“We are responsible from this moment forward, we are the voice of the union!”
This past weekend, we met in Mexico City where over 15 H2A workers and staff came together to form our 2023 Union Advisory Committee. The committee’s role is to advise the union leadership on what is happening on the ground, to organize their colleagues in the fields, to share the role of the union, and to help lead FLOC protests and actions.
The weekend started with an overview of FLOC’s history. It is important to understand the foundation of the cause and the inner workings of the union, and how this influences our organizing today. We are and will always be a community union, dependent on our associate members to organize while union workers are not in the United States. We are here today because of the sacrifices people made in the past. After this discussion, we recapped the 2022 Constitutional Convention and gave a brief overview of the 2024 Convention where union members will vote on a new constitution.
To build a better picture of what the union is up against, organizers and FLOC leadership gave a situational analysis of the biggest threat to the union: the loss of family farms and the rise of corporate farming. We are seeing season after season a large decrease in the number of workers growers are requesting due to global competition, resulting in less union jobs and more informal, exploitative labor practices. We have already lost over 20 growers this season, meaning over 200+ jobs. FLOC President Baldemar Velasquez led a discussion with members on the need to have a global approach to the union’s work, as the loss of agricultural jobs in the United States means large corporations are simply moving their exploitative labor practices to other countries where workers have even less protection. FLOC knows no borders, only justice, and we will advocate and include our brothers and sisters who work in the fields around the world in our fight.

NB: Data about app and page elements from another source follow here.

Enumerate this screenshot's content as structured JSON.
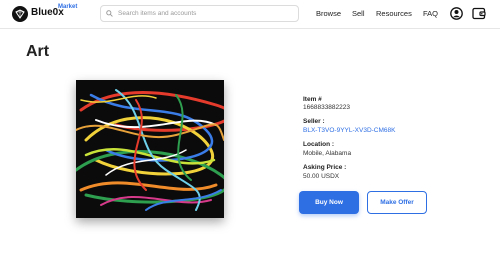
{
  "brand": {
    "name": "Blue0x",
    "sub": "Market"
  },
  "search": {
    "placeholder": "Search items and accounts"
  },
  "nav": {
    "browse": "Browse",
    "sell": "Sell",
    "resources": "Resources",
    "faq": "FAQ"
  },
  "icons": {
    "logo": "diamond-logo-icon",
    "search": "search-icon",
    "user": "user-account-icon",
    "wallet": "wallet-icon"
  },
  "page": {
    "title": "Art"
  },
  "item": {
    "number_label": "Item #",
    "number": "1668833882223",
    "seller_label": "Seller :",
    "seller": "BLX-T3VO-9YYL-XV3D-CM68K",
    "location_label": "Location :",
    "location": "Mobile, Alabama",
    "price_label": "Asking Price :",
    "price": "50.00 USDX"
  },
  "actions": {
    "buy": "Buy Now",
    "offer": "Make Offer"
  },
  "colors": {
    "accent": "#2f6fe4",
    "text": "#222222",
    "border": "#e6e6e6"
  }
}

We ended the meetings with a call to action. Members strategized on how we can, hand in hand, increase our on the ground support for our campaign against Reynolds American Tobacco and the protection of small family farms and union jobs. We began laying the groundwork for an ambitious protest in the Fall, calling on members and small family farmers to join forces to save small farms and union jobs. Members discussed barriers to attend protests and indicated one by one how many people they could personally commit to come out and participate in the protest. With just the people in the room, we had over 130 commitments.
At the end of the meeting, we all returned home encouraged and with high morale, because we are part of a movement, decades long, that is part of a heritage that we will leave to future generations. We leave with many thoughts, reflecting on our ideas and how we will achieve all the goals we have set.
To end the meeting, FLOC President Baldemar Velasquez urged workers saying,